Fans can be thankful that Youssuf Mulumbu has remained a West Brom player. If the midfielder can consistently perform at the level he showed signs of last season, Europe’s top teams will come calling next summer. The Congolese enforcer is the perfect box to box midfielder. If the board can dig deep into their pockets to find him a midfield partner then the Baggies can continue to climb their way up the league table.
Ins: Nicolas Anelka (Shanghai Shenhua, Free), Goran Popov (Dynamo Kiev, Loan).
Outs: Marc-Antoine Fortuné (Wigan, Free), James Hurst (Valur, Free), Gonzalo Jara Reyes (Nottingham Forest, Free), Jerome Thomas (Crystal Palace, Free), Romaine Sawyers (Walsall, Free), Scott Allan (Birmingham, Loan), Zoltan Gera (released)
West Ham United
By making Andy Carroll a club record signing at £15m, West Ham have told fans exactly what they can expect. Allardyce’s men will pick up where they left last season – with Carroll scoring and creating chances for goal-scoring midfielder Kevin Nolan. If Carroll stays fit, fans can expect a comfortable season. Another injury however and the Hammers could become dangerously dry in front of goal. Carlton Cole has been released, which seems like an odd decision at present. The former Chelsea hitman would be a like for like replacement for Carroll in the system West Ham will adopt next season.
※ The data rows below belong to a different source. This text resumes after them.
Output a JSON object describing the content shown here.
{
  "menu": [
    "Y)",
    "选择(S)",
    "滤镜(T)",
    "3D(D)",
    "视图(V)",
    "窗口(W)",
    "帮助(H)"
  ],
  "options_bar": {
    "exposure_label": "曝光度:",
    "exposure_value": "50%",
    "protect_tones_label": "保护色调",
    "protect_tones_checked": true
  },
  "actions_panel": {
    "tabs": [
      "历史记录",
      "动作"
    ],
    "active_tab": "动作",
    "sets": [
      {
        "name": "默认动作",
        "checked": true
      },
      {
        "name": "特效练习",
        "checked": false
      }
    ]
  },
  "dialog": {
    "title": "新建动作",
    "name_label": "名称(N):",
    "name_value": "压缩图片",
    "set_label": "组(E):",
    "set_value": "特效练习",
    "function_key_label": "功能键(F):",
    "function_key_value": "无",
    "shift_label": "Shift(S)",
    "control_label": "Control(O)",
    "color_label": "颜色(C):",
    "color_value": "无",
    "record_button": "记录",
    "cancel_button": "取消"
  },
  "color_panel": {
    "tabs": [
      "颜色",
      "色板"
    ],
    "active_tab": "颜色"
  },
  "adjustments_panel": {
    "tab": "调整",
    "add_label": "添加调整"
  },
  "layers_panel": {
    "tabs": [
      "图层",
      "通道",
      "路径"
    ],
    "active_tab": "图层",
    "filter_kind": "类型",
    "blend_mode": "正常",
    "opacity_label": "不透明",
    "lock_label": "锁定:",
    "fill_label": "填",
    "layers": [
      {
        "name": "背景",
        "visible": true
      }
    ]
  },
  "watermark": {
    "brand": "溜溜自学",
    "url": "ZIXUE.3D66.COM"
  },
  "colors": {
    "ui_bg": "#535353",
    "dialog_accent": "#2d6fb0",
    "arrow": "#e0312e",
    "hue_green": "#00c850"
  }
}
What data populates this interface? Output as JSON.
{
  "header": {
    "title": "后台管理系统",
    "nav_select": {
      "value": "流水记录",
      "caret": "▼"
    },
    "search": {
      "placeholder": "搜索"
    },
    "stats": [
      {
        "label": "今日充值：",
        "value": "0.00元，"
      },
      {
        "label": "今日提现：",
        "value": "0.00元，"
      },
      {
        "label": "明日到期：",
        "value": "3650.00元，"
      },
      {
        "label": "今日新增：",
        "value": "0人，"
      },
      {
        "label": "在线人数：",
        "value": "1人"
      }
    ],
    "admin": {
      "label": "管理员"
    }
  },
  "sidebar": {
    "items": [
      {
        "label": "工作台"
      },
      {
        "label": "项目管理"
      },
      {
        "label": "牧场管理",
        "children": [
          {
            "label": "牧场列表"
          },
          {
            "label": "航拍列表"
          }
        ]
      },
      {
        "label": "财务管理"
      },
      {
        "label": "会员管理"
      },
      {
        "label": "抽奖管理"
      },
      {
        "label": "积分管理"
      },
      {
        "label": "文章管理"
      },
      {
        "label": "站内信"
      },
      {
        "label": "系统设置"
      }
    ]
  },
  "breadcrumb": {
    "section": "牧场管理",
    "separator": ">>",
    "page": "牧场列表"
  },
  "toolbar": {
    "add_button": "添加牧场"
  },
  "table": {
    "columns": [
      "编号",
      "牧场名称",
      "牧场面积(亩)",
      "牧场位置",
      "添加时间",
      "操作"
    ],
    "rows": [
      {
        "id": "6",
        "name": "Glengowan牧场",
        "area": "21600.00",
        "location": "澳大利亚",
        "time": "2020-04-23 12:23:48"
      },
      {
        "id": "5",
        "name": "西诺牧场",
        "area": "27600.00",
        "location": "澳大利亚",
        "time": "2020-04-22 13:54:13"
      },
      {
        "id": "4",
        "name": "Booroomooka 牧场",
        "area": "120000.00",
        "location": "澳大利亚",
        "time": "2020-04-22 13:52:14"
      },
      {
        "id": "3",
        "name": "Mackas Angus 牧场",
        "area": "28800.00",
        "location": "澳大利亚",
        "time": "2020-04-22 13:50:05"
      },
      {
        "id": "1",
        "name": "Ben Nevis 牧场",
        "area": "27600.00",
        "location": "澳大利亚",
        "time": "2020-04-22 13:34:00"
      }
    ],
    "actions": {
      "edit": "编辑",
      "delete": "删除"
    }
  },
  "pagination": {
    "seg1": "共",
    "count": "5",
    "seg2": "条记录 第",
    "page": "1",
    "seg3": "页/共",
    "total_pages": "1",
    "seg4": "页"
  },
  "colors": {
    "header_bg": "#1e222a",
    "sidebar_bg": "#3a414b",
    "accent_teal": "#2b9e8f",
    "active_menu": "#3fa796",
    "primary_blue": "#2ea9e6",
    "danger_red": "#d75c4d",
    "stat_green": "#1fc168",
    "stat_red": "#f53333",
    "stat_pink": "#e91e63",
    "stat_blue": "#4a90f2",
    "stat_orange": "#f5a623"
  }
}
Big Sam must find an insurance bet before the window closes and bring in another forward.
The Hammers were typically resilient at the back last term and fans can expect this to continue. This is the Allardyce way and he won’t be steering clear of this anytime soon. Collins and Reid looked tight and robust at the back last season behind a strong midfield unit of Mark Noble and Mohamed Diame. There is little room for improvement in this area without Allardyce breaking the bank further.
Hammers fans can take great optimism from the fact Mohamed Diame remains with the club. Many predicted the midfielder would make a big money move over the summer in search of European football.
Ins: Andy Carroll (Liverpool, £15m), Danny Whitehead (Stockport, Undisclosed), Adrián (Real Betis, Free), Razvan Rat (Shakhtar Donetsk, Free).
Outs: Jake Larkins (Leyton Orient, Carlton Cole, Gary O’Neil, Jack Powell, Jami Rafati, Eoin Weaken.